- _HOW TO COMPLETE THIS TASK_: Keep every line in which "inventories" occurs and drop the rest of the data.

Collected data
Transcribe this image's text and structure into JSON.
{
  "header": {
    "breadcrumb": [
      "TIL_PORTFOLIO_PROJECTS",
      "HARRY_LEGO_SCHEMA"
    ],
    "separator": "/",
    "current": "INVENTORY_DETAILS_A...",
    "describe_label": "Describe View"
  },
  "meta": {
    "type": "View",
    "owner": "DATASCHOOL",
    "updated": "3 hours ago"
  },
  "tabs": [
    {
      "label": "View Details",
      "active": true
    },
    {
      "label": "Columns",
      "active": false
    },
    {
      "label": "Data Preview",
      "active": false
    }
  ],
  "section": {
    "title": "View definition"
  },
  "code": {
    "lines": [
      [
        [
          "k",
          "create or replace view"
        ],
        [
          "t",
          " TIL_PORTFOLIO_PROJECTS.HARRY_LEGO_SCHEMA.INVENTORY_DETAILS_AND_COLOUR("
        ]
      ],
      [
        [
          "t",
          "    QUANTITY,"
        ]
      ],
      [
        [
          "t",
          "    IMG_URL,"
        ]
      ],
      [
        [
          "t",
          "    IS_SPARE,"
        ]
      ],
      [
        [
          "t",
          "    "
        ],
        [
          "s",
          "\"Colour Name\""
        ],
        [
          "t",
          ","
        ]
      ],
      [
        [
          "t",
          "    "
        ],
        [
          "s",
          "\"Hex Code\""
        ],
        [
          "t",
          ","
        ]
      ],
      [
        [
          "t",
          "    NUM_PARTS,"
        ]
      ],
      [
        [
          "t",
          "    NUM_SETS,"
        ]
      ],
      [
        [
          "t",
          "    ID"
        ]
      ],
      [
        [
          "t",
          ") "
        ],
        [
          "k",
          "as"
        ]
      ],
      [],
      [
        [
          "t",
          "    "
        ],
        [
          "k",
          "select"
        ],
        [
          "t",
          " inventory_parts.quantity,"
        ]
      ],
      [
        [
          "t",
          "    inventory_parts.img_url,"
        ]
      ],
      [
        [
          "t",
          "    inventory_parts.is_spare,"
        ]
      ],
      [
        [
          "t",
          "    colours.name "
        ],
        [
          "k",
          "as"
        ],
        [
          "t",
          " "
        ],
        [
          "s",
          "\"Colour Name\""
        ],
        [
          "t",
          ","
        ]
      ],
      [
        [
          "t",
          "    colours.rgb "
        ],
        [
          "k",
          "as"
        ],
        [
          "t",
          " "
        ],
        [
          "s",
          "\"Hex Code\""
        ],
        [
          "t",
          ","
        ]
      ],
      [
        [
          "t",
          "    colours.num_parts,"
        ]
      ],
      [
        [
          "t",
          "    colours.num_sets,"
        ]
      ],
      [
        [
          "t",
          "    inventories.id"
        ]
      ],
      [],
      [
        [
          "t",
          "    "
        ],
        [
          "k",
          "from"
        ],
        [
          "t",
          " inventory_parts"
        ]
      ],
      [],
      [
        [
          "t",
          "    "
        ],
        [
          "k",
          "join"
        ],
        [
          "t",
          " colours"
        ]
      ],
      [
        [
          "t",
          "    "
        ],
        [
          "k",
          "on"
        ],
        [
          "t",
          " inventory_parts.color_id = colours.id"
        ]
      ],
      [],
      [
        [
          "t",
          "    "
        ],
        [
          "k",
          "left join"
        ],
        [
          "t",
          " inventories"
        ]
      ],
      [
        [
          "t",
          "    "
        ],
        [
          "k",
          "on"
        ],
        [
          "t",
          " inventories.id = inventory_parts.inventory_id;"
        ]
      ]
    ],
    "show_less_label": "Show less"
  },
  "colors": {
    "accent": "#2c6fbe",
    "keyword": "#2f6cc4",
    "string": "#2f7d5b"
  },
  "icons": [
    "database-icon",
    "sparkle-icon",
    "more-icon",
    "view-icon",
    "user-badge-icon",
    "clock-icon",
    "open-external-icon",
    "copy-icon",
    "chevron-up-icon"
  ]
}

- _SOLUTION TO THIS PROBLEM_:
          "    inventories.id"
          " inventories"
          " inventories.id = inventory_parts.inventory_id;"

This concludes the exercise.